Heidelberg Opening Hours
The main sights in Heidelberg have accessible opening times, so there’s no need to plan your day in advance.
|Castle Ruin (Museum)||Everyday 10am–5pm|
|Church of the Holy Spirit||Everyday 11am–5pm|
|Jesuit Church||Everyday 10am–5pm|
|Kürpflälzisches Museum||Tuesday-Sunday 10am–6pm|
Like any region in Germany, the Palatinate has its share of unique flavors and dishes. Don’t miss out on its main culinary contributions to German cuisine.
Heidelberg is a charming town with a unusually coherent cityscape and narrative attached to it. The city deserves its status as one of the top destinations in Germany, though it falls short of the hype due to its small size and limited tourist capacity.

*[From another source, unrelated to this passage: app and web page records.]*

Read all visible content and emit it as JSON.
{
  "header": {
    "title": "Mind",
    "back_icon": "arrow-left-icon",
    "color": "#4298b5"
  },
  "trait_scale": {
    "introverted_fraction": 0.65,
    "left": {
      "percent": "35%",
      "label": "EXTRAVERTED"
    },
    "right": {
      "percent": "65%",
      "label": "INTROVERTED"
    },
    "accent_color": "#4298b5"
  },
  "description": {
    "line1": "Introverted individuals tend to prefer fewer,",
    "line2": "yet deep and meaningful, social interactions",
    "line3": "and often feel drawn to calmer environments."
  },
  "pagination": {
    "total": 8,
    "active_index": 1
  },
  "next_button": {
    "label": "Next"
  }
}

It is nevertheless worth taking a day to enjoy the city and its environment.
- Wikipedia for a lot of the dates and names, see the embedded links
- If you speak German, the website Heidelberg im Barock has an excellent breakdown by building with pictures.
- Mueller, Carla, and Katrin Rössler. 2007. Barockschloss Mannheim. München: Dt. Kunstverl.
- Luzie Bratner, and Rheinland-Pfalz. Generaldirektion Kulturelles Erbe Rheinland-Pfalz. 2014. Mit Allen Sinnen : Reisewege Zum Barock in Rheinland-Pfalz. Regensburg:Schnell & Steiner.
- All Maps made with Datawrapper
- St. Anna: Wikipedia
- Old University: Wikipedia